Last week a friend and Dean at Southeast Missouri State University, Morris Jenkins, posted a thread on Facebook inviting people to post and discuss black musicians and to discuss the types of music: blues, jazz, funk, punk, soul, R&B and to write about what makes each musical form unique, and to post artists that make the form stand out. That thread caught me on fire because I recognized how many black musicians and artists inspire me every day. For the month of February I’m going to do a daily post on a black artist or musician and to write about how I experience the artist’s work. As a white artist and musician it’s important to take a moment and to recognize those influences.
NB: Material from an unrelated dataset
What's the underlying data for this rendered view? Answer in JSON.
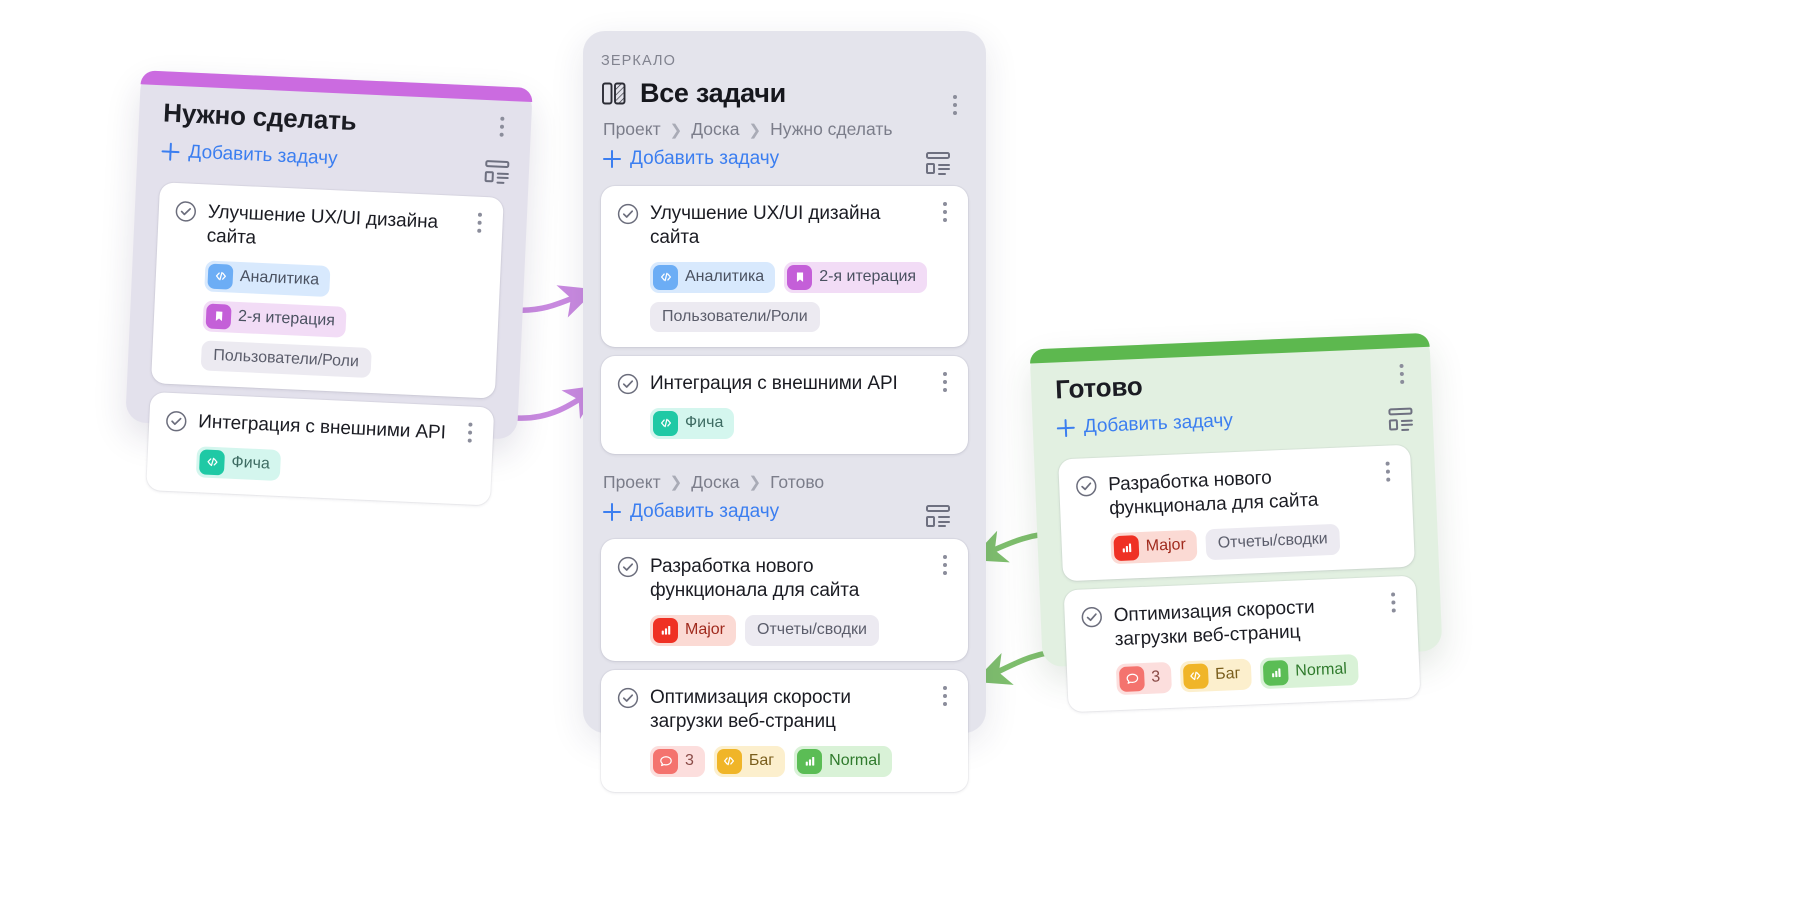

In 1995, while I was studying dance at The University of Iowa, Bobby McFerrin released an album “Paper Music.” Conducting the St. Paul Chamber Orchestra, McFerrin brought together the European tradition of transcribed music, paper music, with the vocal improvisatory traditions of the African diaspora. The discourse about diversity in the 90’s was very active, and I was very excited about these interzones, where people brought together traditions and created new mashups, and hopefully new cultural forms. The discourse was very open and active, and in the university environment there was real excitement about diversity.
Listen to some of Paper Music on Youtube here:
Bobby McFerrin first became known for his vocal range and beatboxing in the 80’s with things like his variation on the Beatle’s “Blackbird.”
In 1986 he had a big radio hit with “Don’t Worry be Happy.”
and since then he has been a 10 time Grammy winner, collaborating with some of the biggest names in music, including cellist Yo-Yo Ma.
For me, Bobby McFerrin stood for freedom and creativity, blending the old with the new, and bringing together what is popular and mainstream with things that are surprising and new. I was lucky to see him in New York City in Central Park when he directed the orchestra and performed music from the Paper Music album. Most likely that was in the summer of 2006 or 2007, though I don’t have exact dates on it.
I see McFerrin’s popular music influence today in songs like Pharrell Williams’ Happy.